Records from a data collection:
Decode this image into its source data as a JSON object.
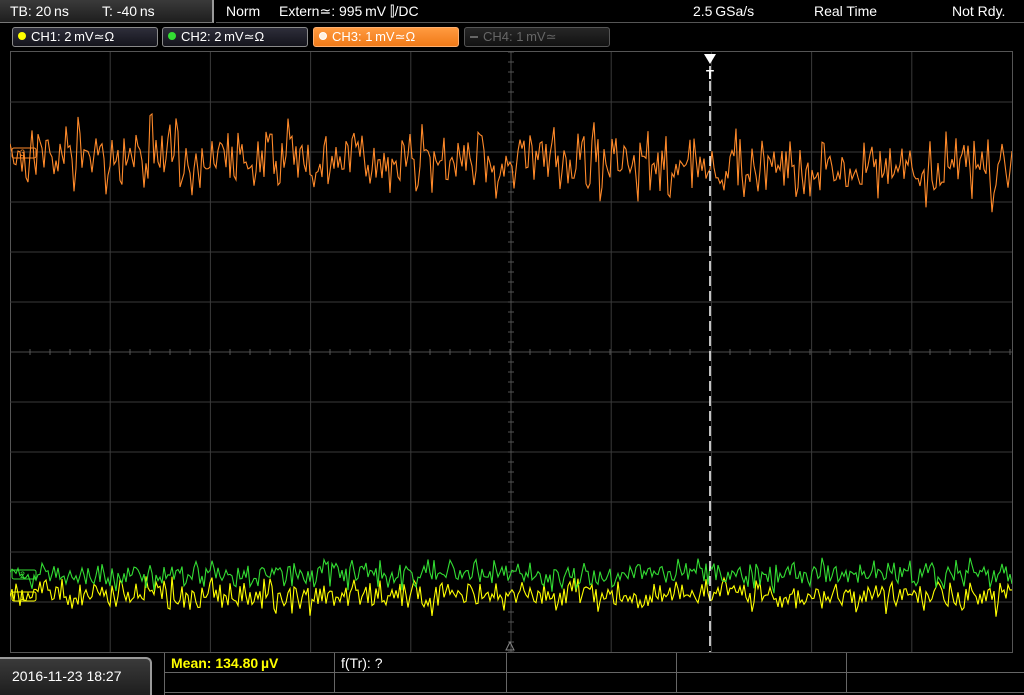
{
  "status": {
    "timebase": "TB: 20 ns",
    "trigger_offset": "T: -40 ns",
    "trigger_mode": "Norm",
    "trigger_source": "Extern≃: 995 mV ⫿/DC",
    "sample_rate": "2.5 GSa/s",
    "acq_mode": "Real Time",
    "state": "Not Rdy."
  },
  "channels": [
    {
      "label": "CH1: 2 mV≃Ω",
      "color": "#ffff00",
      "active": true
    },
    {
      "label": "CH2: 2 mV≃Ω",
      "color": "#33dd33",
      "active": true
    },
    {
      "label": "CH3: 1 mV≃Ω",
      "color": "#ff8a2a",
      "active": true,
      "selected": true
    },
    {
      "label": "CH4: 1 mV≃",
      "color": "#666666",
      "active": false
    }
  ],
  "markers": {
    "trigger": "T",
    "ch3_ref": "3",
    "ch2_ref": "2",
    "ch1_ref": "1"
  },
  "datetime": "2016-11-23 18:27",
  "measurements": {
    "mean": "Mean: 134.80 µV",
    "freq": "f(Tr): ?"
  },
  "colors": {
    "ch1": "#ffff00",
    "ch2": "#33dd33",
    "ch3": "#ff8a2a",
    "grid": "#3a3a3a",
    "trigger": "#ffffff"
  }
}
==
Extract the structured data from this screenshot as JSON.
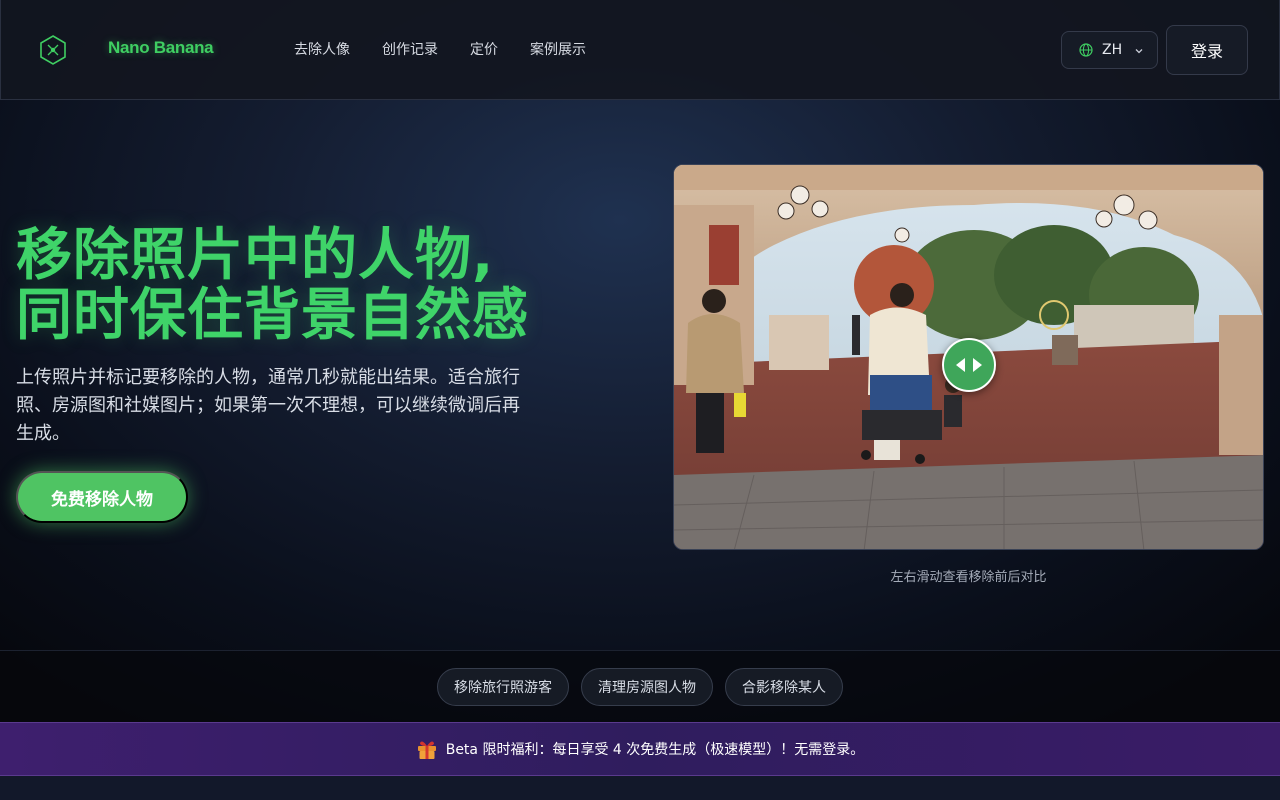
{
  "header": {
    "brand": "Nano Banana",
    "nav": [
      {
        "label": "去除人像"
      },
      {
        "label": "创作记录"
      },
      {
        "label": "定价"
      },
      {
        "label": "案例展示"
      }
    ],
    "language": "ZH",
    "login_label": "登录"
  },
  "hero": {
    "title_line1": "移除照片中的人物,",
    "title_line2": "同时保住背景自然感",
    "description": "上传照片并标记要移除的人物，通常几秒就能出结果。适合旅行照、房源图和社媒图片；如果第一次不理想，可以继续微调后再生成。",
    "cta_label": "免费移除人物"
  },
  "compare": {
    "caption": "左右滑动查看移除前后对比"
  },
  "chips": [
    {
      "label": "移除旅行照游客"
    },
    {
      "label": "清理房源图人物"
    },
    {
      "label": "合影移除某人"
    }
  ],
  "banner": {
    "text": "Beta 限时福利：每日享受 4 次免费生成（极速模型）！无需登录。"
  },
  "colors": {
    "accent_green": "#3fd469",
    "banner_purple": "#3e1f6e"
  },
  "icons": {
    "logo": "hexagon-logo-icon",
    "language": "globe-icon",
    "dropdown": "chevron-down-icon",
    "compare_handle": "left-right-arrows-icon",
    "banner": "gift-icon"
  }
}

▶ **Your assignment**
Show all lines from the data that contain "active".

▶ **Response to this task**
      "active": true
      "active": true
      "active": true,
      "active": false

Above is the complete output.